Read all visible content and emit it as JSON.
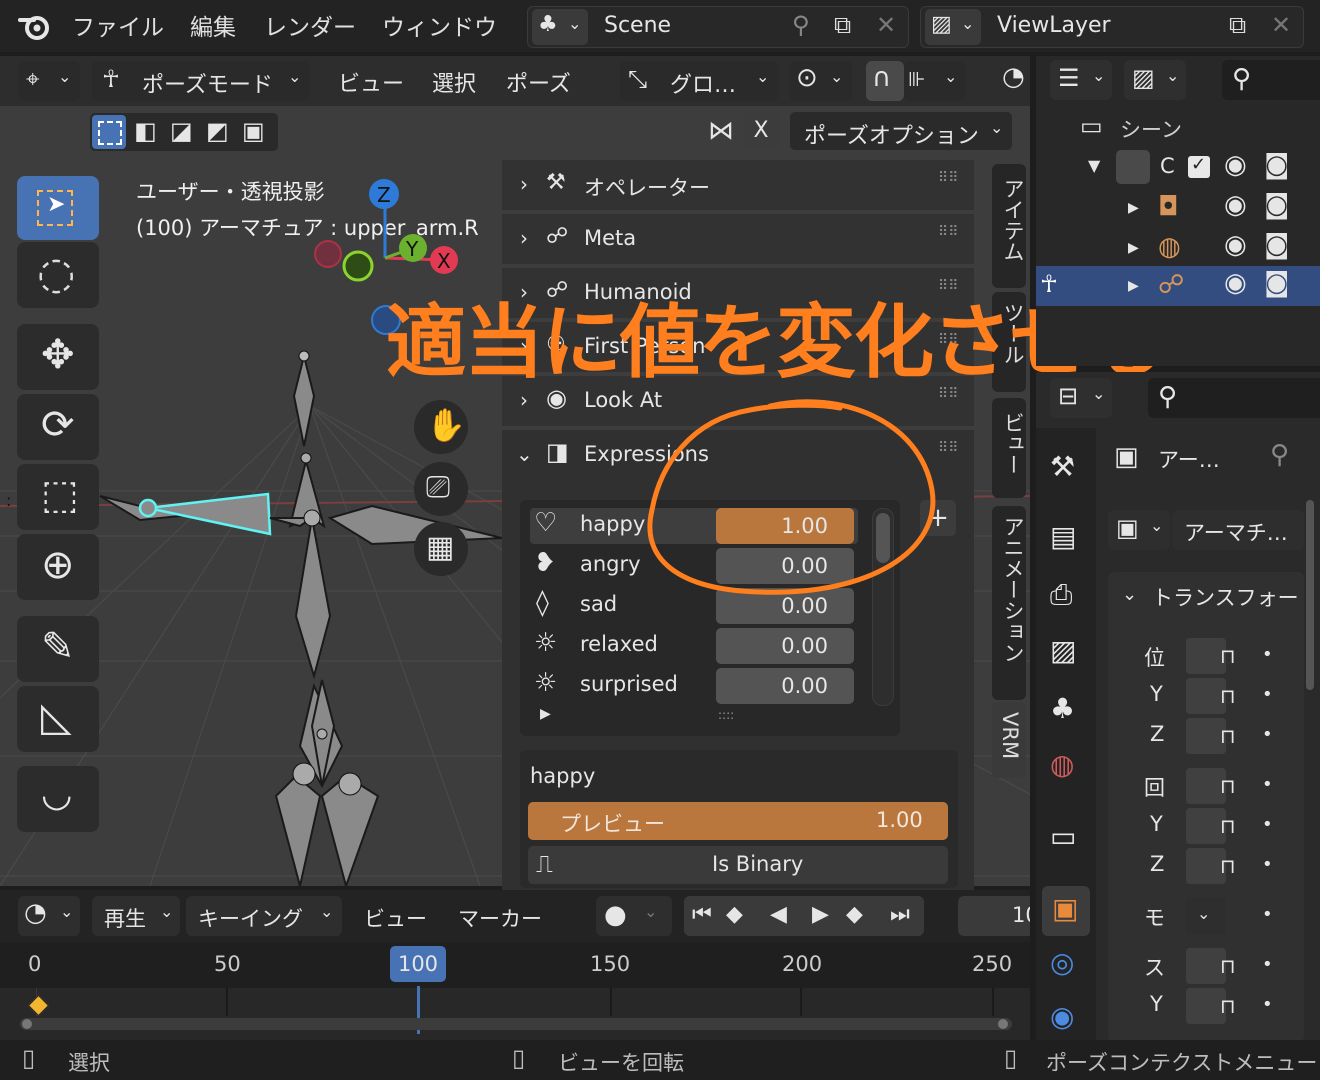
{
  "topbar": {
    "menus": [
      "ファイル",
      "編集",
      "レンダー",
      "ウィンドウ"
    ],
    "scene": "Scene",
    "view_layer": "ViewLayer"
  },
  "viewport_header": {
    "mode": "ポーズモード",
    "menus": [
      "ビュー",
      "選択",
      "ポーズ"
    ],
    "transform": "グロ…",
    "x_toggle": "X",
    "pose_options": "ポーズオプション"
  },
  "viewport": {
    "view_label": "ユーザー・透視投影",
    "object_label": "(100) アーマチュア : upper_arm.R",
    "gizmo": {
      "z": "Z",
      "y": "Y",
      "x": "X"
    }
  },
  "npanel": {
    "sections": [
      "オペレーター",
      "Meta",
      "Humanoid",
      "First Person",
      "Look At",
      "Expressions"
    ],
    "tabs": [
      "アイテム",
      "ツール",
      "ビュー",
      "アニメーション",
      "VRM"
    ],
    "expressions": [
      {
        "name": "happy",
        "value": "1.00",
        "icon": "heart-outline-icon"
      },
      {
        "name": "angry",
        "value": "0.00",
        "icon": "heart-broken-icon"
      },
      {
        "name": "sad",
        "value": "0.00",
        "icon": "drop-icon"
      },
      {
        "name": "relaxed",
        "value": "0.00",
        "icon": "sun-icon"
      },
      {
        "name": "surprised",
        "value": "0.00",
        "icon": "sun-icon"
      }
    ],
    "selected_expression": "happy",
    "preview_label": "プレビュー",
    "preview_value": "1.00",
    "is_binary_label": "Is Binary"
  },
  "annotation": {
    "text": "適当に値を変化させる",
    "color": "#ff7f1e"
  },
  "outliner": {
    "scene_label": "シーン",
    "collection_label": "C"
  },
  "properties": {
    "object_name": "アー…",
    "data_name": "アーマチ…",
    "transform_label": "トランスフォー",
    "rows": [
      "位",
      "Y",
      "Z",
      "回",
      "Y",
      "Z",
      "モ",
      "ス",
      "Y"
    ]
  },
  "timeline": {
    "menus": [
      "再生",
      "キーイング",
      "ビュー",
      "マーカー"
    ],
    "current_frame": "100",
    "frame_field": "10",
    "ticks": [
      "0",
      "50",
      "100",
      "150",
      "200",
      "250"
    ]
  },
  "statusbar": {
    "select": "選択",
    "rotate_view": "ビューを回転",
    "context_menu": "ポーズコンテクストメニュー"
  },
  "colors": {
    "accent_orange": "#b9773e",
    "selection_blue": "#4772b3",
    "timeline_cursor": "#4772b3"
  }
}
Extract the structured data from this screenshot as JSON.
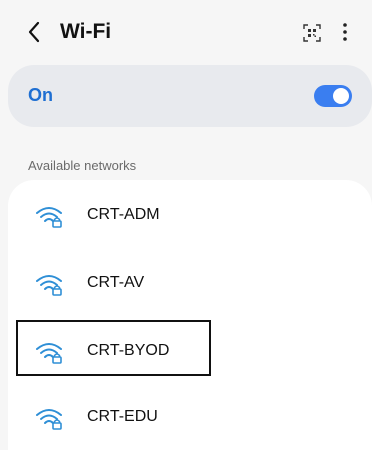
{
  "header": {
    "title": "Wi-Fi",
    "back_icon": "chevron-left-icon",
    "qr_icon": "qr-scan-icon",
    "more_icon": "more-vertical-icon"
  },
  "wifi_toggle": {
    "label": "On",
    "state": "on",
    "accent_color": "#3a7ef0",
    "label_color": "#1f6fd2"
  },
  "available_networks": {
    "header": "Available networks",
    "icon": "wifi-lock-icon",
    "icon_color": "#2f8fd6",
    "items": [
      {
        "name": "CRT-ADM"
      },
      {
        "name": "CRT-AV"
      },
      {
        "name": "CRT-BYOD",
        "highlighted": true
      },
      {
        "name": "CRT-EDU"
      }
    ]
  }
}
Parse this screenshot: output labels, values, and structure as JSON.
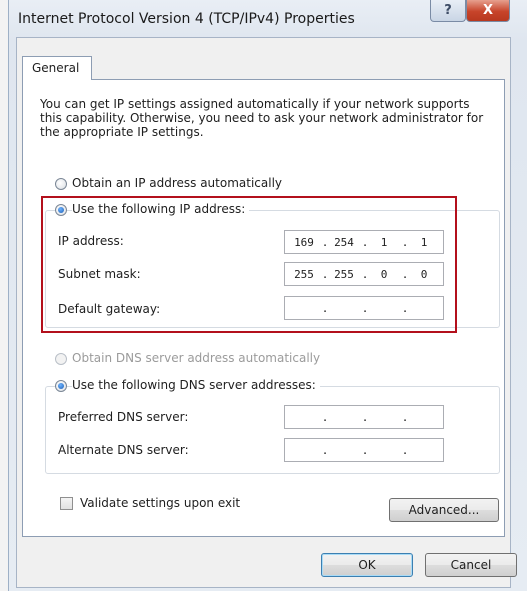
{
  "window": {
    "title": "Internet Protocol Version 4 (TCP/IPv4) Properties",
    "help_label": "?",
    "close_label": "X"
  },
  "tabs": [
    {
      "label": "General",
      "selected": true
    }
  ],
  "intro_text": "You can get IP settings assigned automatically if your network supports this capability. Otherwise, you need to ask your network administrator for the appropriate IP settings.",
  "ip_section": {
    "auto_label": "Obtain an IP address automatically",
    "manual_label": "Use the following IP address:",
    "selected": "manual",
    "fields": [
      {
        "label": "IP address:",
        "octets": [
          "169",
          "254",
          "1",
          "1"
        ]
      },
      {
        "label": "Subnet mask:",
        "octets": [
          "255",
          "255",
          "0",
          "0"
        ]
      },
      {
        "label": "Default gateway:",
        "octets": [
          "",
          "",
          "",
          ""
        ]
      }
    ]
  },
  "dns_section": {
    "auto_label": "Obtain DNS server address automatically",
    "auto_enabled": false,
    "manual_label": "Use the following DNS server addresses:",
    "selected": "manual",
    "fields": [
      {
        "label": "Preferred DNS server:",
        "octets": [
          "",
          "",
          "",
          ""
        ]
      },
      {
        "label": "Alternate DNS server:",
        "octets": [
          "",
          "",
          "",
          ""
        ]
      }
    ]
  },
  "validate_label": "Validate settings upon exit",
  "validate_checked": false,
  "buttons": {
    "advanced": "Advanced...",
    "ok": "OK",
    "cancel": "Cancel"
  },
  "colors": {
    "highlight_border": "#b3101c",
    "close_button": "#c7442a"
  }
}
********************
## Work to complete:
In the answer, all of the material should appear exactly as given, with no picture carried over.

## Task output:
Read all visible content and emit it as JSON.
{
  "topbar": {
    "menus": [
      "ファイル",
      "編集",
      "レンダー",
      "ウィンドウ"
    ],
    "scene": "Scene",
    "view_layer": "ViewLayer"
  },
  "viewport_header": {
    "mode": "ポーズモード",
    "menus": [
      "ビュー",
      "選択",
      "ポーズ"
    ],
    "transform": "グロ…",
    "x_toggle": "X",
    "pose_options": "ポーズオプション"
  },
  "viewport": {
    "view_label": "ユーザー・透視投影",
    "object_label": "(100) アーマチュア : upper_arm.R",
    "gizmo": {
      "z": "Z",
      "y": "Y",
      "x": "X"
    }
  },
  "npanel": {
    "sections": [
      "オペレーター",
      "Meta",
      "Humanoid",
      "First Person",
      "Look At",
      "Expressions"
    ],
    "tabs": [
      "アイテム",
      "ツール",
      "ビュー",
      "アニメーション",
      "VRM"
    ],
    "expressions": [
      {
        "name": "happy",
        "value": "1.00",
        "icon": "heart-outline-icon"
      },
      {
        "name": "angry",
        "value": "0.00",
        "icon": "heart-broken-icon"
      },
      {
        "name": "sad",
        "value": "0.00",
        "icon": "drop-icon"
      },
      {
        "name": "relaxed",
        "value": "0.00",
        "icon": "sun-icon"
      },
      {
        "name": "surprised",
        "value": "0.00",
        "icon": "sun-icon"
      }
    ],
    "selected_expression": "happy",
    "preview_label": "プレビュー",
    "preview_value": "1.00",
    "is_binary_label": "Is Binary"
  },
  "annotation": {
    "text": "適当に値を変化させる",
    "color": "#ff7f1e"
  },
  "outliner": {
    "scene_label": "シーン",
    "collection_label": "C"
  },
  "properties": {
    "object_name": "アー…",
    "data_name": "アーマチ…",
    "transform_label": "トランスフォー",
    "rows": [
      "位",
      "Y",
      "Z",
      "回",
      "Y",
      "Z",
      "モ",
      "ス",
      "Y"
    ]
  },
  "timeline": {
    "menus": [
      "再生",
      "キーイング",
      "ビュー",
      "マーカー"
    ],
    "current_frame": "100",
    "frame_field": "10",
    "ticks": [
      "0",
      "50",
      "100",
      "150",
      "200",
      "250"
    ]
  },
  "statusbar": {
    "select": "選択",
    "rotate_view": "ビューを回転",
    "context_menu": "ポーズコンテクストメニュー"
  },
  "colors": {
    "accent_orange": "#b9773e",
    "selection_blue": "#4772b3",
    "timeline_cursor": "#4772b3"
  }
}
Extract the structured data from this screenshot as JSON.
{
  "header": {
    "title": "Wi-Fi",
    "back_icon": "chevron-left-icon",
    "qr_icon": "qr-scan-icon",
    "more_icon": "more-vertical-icon"
  },
  "wifi_toggle": {
    "label": "On",
    "state": "on",
    "accent_color": "#3a7ef0",
    "label_color": "#1f6fd2"
  },
  "available_networks": {
    "header": "Available networks",
    "icon": "wifi-lock-icon",
    "icon_color": "#2f8fd6",
    "items": [
      {
        "name": "CRT-ADM"
      },
      {
        "name": "CRT-AV"
      },
      {
        "name": "CRT-BYOD",
        "highlighted": true
      },
      {
        "name": "CRT-EDU"
      }
    ]
  }
}
Parse this screenshot: output labels, values, and structure as JSON.
{
  "window": {
    "title": "Internet Protocol Version 4 (TCP/IPv4) Properties",
    "help_label": "?",
    "close_label": "X"
  },
  "tabs": [
    {
      "label": "General",
      "selected": true
    }
  ],
  "intro_text": "You can get IP settings assigned automatically if your network supports this capability. Otherwise, you need to ask your network administrator for the appropriate IP settings.",
  "ip_section": {
    "auto_label": "Obtain an IP address automatically",
    "manual_label": "Use the following IP address:",
    "selected": "manual",
    "fields": [
      {
        "label": "IP address:",
        "octets": [
          "169",
          "254",
          "1",
          "1"
        ]
      },
      {
        "label": "Subnet mask:",
        "octets": [
          "255",
          "255",
          "0",
          "0"
        ]
      },
      {
        "label": "Default gateway:",
        "octets": [
          "",
          "",
          "",
          ""
        ]
      }
    ]
  },
  "dns_section": {
    "auto_label": "Obtain DNS server address automatically",
    "auto_enabled": false,
    "manual_label": "Use the following DNS server addresses:",
    "selected": "manual",
    "fields": [
      {
        "label": "Preferred DNS server:",
        "octets": [
          "",
          "",
          "",
          ""
        ]
      },
      {
        "label": "Alternate DNS server:",
        "octets": [
          "",
          "",
          "",
          ""
        ]
      }
    ]
  },
  "validate_label": "Validate settings upon exit",
  "validate_checked": false,
  "buttons": {
    "advanced": "Advanced...",
    "ok": "OK",
    "cancel": "Cancel"
  },
  "colors": {
    "highlight_border": "#b3101c",
    "close_button": "#c7442a"
  }
}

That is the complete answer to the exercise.